RealtyTrac released its U.S. Foreclosure Market Report for February 2013, which shows foreclosure filings — default notices, scheduled auctions and bank repossessions — were reported on 154,281 U.S. properties in February, an increase of 2 percent from the previous month but still down 25 percent from February 2012. The report also shows one in every 849 U.S. housing units with a foreclosure filing during the month.
“At a high level the U.S. foreclosure inferno has been effectively contained and should be reduced to a slow burn in the next two years,” said Daren Blomquist, vice president at RealtyTrac. “But dangerous foreclosure flare-ups are still popping up in states where foreclosures have been delayed by a lengthy court process or by new legislation making it more difficult to foreclose outside of the court system. Foreclosure starts have been steadily building in those states over the last several months and likely will end up as bank repossessions or short sales later this year.
“These new foreclosure hot spots include states like Washington, where seven straight months of rising foreclosure activity pushed the state’s foreclosure rate to fifth highest nationwide —the highest it’s ever been in our report — and Maryland, where eight straight months of rising foreclosure activity placed the state’s foreclosure rate among the top 10 nationwide for the first time since July 2010,” Blomquist noted.
High-level findings from the report:
- U.S. foreclosure starts increased 10 percent from the previous month after three consecutive monthly decreases, but were still down 25 percent from February 2012.
- Foreclosure starts increased from the previous month in 32 states and were up from a year ago in 16 states, including Nevada (up 334 percent), Maryland (up 319 percent), Washington (up 172 percent), New York (up 139 percent), and New Jersey (up 70 percent).
- U.S. bank repossessions (REO) decreased 11 percent from the previous month and were down 29 percent from February 2012 to the lowest level since September 2007 — a 65-month low.
- Bank repossessions decreased from the previous month in 32 states and were down from a year ago in 41 states, including Oregon (down 78 percent), Massachusetts (down 69 percent), Nevada (down 59 percent), Georgia (down 58 percent), and California (down 49 percent).
- Florida posted the nation’s highest state foreclosure rate for the sixth consecutive month in February, reporting one in every 282 housing units with a foreclosure filing during the month.
- Florida cities accounted for seven of the nation’s 10 highest metro foreclosure rates in February, led by the Miami, Orlando, Ocala, Tampa and Palm Bay metro areas in the top five spots.
Florida’s foreclosure rate ranked highest among the states for the sixth month in a row in February. One in every 282 Florida housing units had a foreclosure filing during the month — more than three times the national average. A total of 31,726 Florida properties had a foreclosure filing during the month, up 6 percent from the previous month and up 20 percent from February 2012 to a 16-month high.
Nevada foreclosure starts in February increased 334 percent from a year ago to a 17-month high, keeping the state’s foreclosure rate as the second highest nationwide for the fifth month in a row. One in every 320 Nevada housing units had a foreclosure filing in February, more than twice the national average.
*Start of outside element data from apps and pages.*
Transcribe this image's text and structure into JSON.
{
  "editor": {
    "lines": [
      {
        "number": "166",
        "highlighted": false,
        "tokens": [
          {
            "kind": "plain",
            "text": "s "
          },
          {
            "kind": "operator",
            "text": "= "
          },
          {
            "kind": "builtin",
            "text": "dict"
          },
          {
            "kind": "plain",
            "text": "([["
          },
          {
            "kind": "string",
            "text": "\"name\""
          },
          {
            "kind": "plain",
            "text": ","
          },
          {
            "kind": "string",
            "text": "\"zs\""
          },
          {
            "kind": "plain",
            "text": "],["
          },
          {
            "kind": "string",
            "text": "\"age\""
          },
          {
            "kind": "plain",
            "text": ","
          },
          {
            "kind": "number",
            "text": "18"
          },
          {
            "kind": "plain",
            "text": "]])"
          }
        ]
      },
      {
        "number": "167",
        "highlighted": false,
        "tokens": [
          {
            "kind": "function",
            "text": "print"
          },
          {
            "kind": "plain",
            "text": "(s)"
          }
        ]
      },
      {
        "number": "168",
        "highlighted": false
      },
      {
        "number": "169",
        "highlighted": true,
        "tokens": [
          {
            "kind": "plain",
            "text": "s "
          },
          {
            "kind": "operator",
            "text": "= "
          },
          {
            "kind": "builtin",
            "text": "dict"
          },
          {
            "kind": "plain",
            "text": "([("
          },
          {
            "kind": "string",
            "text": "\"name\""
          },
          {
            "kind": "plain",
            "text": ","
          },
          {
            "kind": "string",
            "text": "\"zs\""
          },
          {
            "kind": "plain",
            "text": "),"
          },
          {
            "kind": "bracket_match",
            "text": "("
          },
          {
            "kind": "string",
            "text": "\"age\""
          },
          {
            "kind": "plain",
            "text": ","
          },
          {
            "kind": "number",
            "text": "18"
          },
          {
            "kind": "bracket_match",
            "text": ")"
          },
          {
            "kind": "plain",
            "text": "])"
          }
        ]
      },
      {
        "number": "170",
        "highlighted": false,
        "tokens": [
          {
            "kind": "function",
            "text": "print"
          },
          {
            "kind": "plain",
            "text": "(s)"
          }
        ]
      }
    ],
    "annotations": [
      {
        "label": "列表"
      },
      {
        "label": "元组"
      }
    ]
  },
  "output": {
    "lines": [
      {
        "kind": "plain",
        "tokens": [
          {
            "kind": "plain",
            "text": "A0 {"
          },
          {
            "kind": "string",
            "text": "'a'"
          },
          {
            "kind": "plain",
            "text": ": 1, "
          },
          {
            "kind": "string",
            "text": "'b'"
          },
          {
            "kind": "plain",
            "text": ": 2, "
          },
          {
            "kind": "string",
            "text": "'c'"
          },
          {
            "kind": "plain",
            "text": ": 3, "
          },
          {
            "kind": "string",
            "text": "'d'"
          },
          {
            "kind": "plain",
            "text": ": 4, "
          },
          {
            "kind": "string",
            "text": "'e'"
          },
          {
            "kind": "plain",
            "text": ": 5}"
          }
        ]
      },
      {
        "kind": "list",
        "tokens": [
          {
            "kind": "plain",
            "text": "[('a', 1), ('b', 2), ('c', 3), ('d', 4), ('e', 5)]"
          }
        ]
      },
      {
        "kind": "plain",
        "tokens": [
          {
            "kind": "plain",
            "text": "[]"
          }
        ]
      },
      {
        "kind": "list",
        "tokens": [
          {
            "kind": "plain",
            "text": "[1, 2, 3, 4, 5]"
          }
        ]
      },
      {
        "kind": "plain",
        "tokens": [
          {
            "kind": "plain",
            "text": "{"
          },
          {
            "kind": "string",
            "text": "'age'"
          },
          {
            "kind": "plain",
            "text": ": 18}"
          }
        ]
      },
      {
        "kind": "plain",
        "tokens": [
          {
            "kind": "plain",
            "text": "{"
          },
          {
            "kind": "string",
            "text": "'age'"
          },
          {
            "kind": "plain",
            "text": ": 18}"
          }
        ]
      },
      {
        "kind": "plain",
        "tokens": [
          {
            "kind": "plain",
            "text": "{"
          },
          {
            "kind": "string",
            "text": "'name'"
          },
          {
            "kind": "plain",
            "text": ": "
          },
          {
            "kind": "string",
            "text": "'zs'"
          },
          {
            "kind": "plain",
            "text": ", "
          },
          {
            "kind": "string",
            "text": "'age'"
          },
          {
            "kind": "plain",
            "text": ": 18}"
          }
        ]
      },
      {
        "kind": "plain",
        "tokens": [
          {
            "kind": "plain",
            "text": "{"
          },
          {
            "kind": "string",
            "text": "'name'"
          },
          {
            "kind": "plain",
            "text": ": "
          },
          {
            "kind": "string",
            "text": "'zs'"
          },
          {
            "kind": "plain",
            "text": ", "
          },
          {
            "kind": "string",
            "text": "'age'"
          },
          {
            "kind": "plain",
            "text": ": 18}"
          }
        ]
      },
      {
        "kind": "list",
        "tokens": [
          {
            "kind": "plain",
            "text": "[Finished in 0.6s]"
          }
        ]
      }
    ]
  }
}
Despite the third straight month-over-month decrease in foreclosure activity in February, Illinois posted the nation’s third highest state foreclosure rate for the second month in a row: one in every 417 housing units with a foreclosure filing. A total of 12,671 Illinois properties had a foreclosure filing in February, down 10 percent from the previous month and down 5 percent from February 2012.
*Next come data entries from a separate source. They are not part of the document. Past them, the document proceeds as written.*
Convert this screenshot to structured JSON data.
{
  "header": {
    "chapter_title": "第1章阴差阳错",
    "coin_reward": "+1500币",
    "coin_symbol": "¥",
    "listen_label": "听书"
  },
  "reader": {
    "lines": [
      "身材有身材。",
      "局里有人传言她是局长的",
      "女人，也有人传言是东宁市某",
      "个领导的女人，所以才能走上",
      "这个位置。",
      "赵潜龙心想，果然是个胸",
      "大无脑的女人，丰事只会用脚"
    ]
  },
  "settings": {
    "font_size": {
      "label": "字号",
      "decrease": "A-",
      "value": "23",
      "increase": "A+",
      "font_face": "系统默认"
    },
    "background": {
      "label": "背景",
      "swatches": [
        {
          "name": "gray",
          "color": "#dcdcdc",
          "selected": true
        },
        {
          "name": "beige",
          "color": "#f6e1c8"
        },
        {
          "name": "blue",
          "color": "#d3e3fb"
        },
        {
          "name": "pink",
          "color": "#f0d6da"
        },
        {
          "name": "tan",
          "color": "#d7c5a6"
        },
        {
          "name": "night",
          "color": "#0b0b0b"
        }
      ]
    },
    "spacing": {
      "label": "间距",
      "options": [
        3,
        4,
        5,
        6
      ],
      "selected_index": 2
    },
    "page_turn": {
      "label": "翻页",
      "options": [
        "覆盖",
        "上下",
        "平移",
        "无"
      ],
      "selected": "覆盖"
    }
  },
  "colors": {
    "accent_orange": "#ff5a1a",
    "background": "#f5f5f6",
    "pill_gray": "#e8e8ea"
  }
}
Ohio foreclosure activity increased 26 percent from the previous month and was up 12 percent from a year ago, boosting the state’s foreclosure rate to the fourth highest among the states. Ohio foreclosure activity has increased on an annual basis in 11 out of the past 13 months.